    He has some seriously rabid fans, though.

  • How can you folks go back and forth about this subject without once citing the Younger Dryas Impact Hypothesis? Many, if not most, of Hancock’s claims are probably wrong in my opinion. But evidence for a world-wide cataclysm ~12,877 years ago continues to build from all quarters, despite the fierce efforts of critics: http://news.nationalgeographic.com/news/2013/09/130910-comet-impact-mammoths-climate-younger-dryas-quebec-science/ This event is central to the thesis of Fingerprints of the Gods and Hancock deserves credit for popularizing the idea in advance of the mainstream journal publications. He is now incorporating it into Fingerprints 2: http://dailygrail.com/Hidden-History/2013/2/Graham-Hancock-Working-Fingerprints-the-Gods-Part-2

    • Keith Fitzpatrick-Matthews says:

      The evidence for the “world-wide cataclysm” is nowhere near as convincing as you have portrayed. Besides, Hancock’s hypothesis in Fingerprints of the Gods was to use the utterly discredited pseudoscience of earth crustal displacement to explain the disappearance of the “Lost Civilisation”, located in Antarctica.

      After Hancock’s petulant statement that he wasn’t going to revisit his “Lost Civilisation” hypothesis because those nasty academics weren’t taking it seriously, it’s amusing to see that he’s now doing so. Perhaps he needs the money…

      If you want to see my detailed take-down of Fingerprints, I’m posting a series on the blog. Be warned, the posts are long and tedious because the original book is long and tedious!

  • Timeline says:

    And just like that, I added this site to my bookmarks.
    I like the way you handle yourself in comments. Much better than many of the people that will bother to argue with the deluded (myself included. I use the term “fuck-tard” a bit too freely when dealing with people that think Photoshopped pics of human skeletons with skulls the size of backhoes are evidence). I look forward to picking through the rest of your site.
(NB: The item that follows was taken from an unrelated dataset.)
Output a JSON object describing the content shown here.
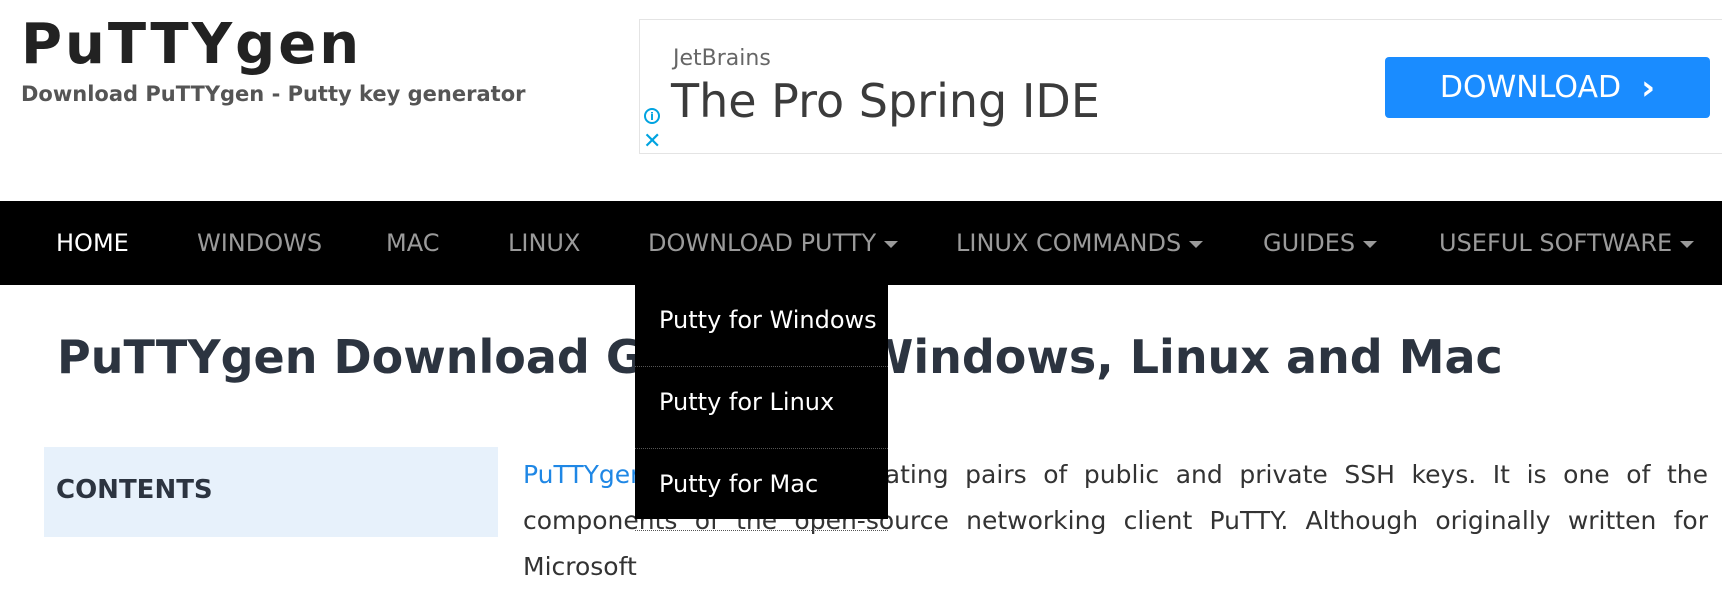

  • SkepticalCanuck says:

    Keith, you do indeed have the patience of a saint! You’re being bombarded by fans of this pseudoscience, who indulge in almost every logical fallacy imaginable, as well as vulgar ad hominems, to try to prove you wrong. Ultimately, all the pseudosciences eventually rely on conspiracy theory, suggesting that careful, professional research deliberately ignores inconvenient evidence, relies on shoddy methodology, or just makes up stuff to discredit the purveyors of woo.

    At the same time, they’re quite comfortable making remarkable claims based on mere assertion, such as misinterpretation of actual scientific findings. The other tactic is to find some minor inconsistencies or gaps in the knowledge of conventional science, and pretend that these somehow overturn the consensus of that field. It’s something that anti-evolution and anti global warming dingbats do all the time. Why? Because they don’t have a body of scientific evidence to support their claims.

    When you don’t have data or logic to support your position, use ad hominems, conspiracy theory, opinions and assertion, misrepresentation of real science, or outright fabrications: that seems to be the tactical armamentarium of the purveyors of pseudoscience.

    It’s pretty obvious that the fringe proponents have no scientific background, from the numerous logical errors and fallacies they indulge in.

    Nice site, btw, keep up the good work.

    You may want to consider deleting abusive posts and banning abusive posters. Those trolls add nothing to the debate.

Agree or disagree? Please comment!